The Allgäu is a natural region in southern Germany, located mainly in the southwestern part of Bavarian Swabia and bordering southeastern Baden-Württemberg. The Allgäu belongs to the Atlantic climate zone, but has a relatively low average temperature partly due to its altitude and proximity to the mountains. In addition to the frequent congestion weather conditions at the main ridge of the Alps with a westerly to northerly current, which bring abundant rainfall to the area, the Föhn weather conditions with sunshine and usually unusual warmth for the time of year are typical weather events with southerly currents. Characteristic of the Alpine foothills are the constant alternation of moraine hills, lakes and moors as well as river and stream valleys. The natural vegetation is very variable depending on the parent rock, mostly dominated by beech forests and fir-beech forests of base-rich sites to soil-acid Hainsimsen-beech forests. Today, about 50-60 percent of the land area is used for agriculture and about 30-35 percent for forestry. Just over 1 percent of the land area is peatland.
Landscape and land use

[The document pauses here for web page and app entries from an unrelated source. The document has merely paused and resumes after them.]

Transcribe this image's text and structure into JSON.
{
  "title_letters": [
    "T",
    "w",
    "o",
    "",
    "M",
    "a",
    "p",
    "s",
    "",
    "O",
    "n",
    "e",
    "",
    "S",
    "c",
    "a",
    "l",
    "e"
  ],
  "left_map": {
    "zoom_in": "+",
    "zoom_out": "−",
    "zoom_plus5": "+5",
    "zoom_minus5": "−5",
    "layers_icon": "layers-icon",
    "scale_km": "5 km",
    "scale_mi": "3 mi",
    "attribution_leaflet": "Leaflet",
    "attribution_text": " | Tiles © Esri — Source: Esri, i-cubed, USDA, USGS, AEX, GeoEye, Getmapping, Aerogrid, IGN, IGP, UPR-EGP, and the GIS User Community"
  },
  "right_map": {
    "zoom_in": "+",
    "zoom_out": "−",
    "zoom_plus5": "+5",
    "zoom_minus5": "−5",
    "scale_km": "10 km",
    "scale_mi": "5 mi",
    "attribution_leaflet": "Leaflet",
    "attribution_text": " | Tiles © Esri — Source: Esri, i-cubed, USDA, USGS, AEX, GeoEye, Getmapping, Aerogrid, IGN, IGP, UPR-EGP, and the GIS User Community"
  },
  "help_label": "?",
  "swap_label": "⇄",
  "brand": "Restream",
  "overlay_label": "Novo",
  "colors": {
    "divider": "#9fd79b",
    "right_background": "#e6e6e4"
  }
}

The Allgäu has an exceptionally rich flora and fauna. The species communities of the fresh to wet habitats in the lowlands and the semi-natural grasslands and forests of the highlands are particularly characteristic. Many of these habitats are only formed and maintained by human use, e.g. the very lean litter meadows. In addition to large mammals, the flowering plants, breeding bird species, reptiles and amphibians, and insects that find a refuge in the 16 nature reserves are strikingly diverse. The predominant agricultural use in the Allgäu is grassland farming for milk and meat production, with milk and cheese being the leading products. The average farm size of 25-37 hectares remains far below the farm sizes of other regions in Germany.